UNESCO teams successfully complete return of Ethiopian obelisk to original site
1 August 2008 - One of Ethiopia's most iconic monuments, the 1,700-year-old Aksum Obelisk, has been successfully reinstalled at its original location after the third and final block was mounted in place this week by teams from the United Nations Educational, Scientific and Cultural Organization (UNESCO).
The monument's reinstallation, completed yesterday, took place six decades after Italian soldiers carted the obelisk off to Rome during Benito Mussolini's invasion in 1937.
UNESCO said locals living near the Aksum World Heritage site in northern Ethiopia, close to the Eritrean border, greeted the end of the reinstallation with joy, organizing spontaneous musical concerts. An inauguration ceremony has been slated for 4 September.

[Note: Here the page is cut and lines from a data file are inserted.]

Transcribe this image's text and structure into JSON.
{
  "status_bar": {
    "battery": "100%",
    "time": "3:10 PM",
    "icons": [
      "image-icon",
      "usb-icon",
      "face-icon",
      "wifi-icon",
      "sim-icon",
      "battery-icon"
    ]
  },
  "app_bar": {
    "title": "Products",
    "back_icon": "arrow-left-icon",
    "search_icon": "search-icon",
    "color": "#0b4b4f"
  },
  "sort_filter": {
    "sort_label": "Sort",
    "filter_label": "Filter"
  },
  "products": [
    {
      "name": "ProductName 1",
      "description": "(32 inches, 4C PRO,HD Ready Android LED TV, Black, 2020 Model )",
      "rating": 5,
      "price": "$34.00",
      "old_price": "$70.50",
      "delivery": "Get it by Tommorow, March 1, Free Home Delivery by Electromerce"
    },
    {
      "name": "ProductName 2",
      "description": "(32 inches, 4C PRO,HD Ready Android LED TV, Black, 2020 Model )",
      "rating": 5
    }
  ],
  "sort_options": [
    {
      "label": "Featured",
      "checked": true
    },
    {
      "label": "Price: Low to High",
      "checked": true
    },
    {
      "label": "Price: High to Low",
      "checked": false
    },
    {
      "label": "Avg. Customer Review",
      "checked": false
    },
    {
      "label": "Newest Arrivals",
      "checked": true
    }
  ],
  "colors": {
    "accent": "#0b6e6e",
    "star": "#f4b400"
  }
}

The Aksum Obelisk, which is 24 metres high and weighs 150 tons, is the second largest stela - or upright stone slab or tablet - on the Aksum World Heritage site. It has become a symbol of the Ethiopian people's identity.
After mediation by UNESCO, Italy decided to return the obelisk in April 2005, and paid for the dismantling in Rome and subsequent transport and reinstallation. The monument's size meant it had to be cut into three pieces before being reinstalled.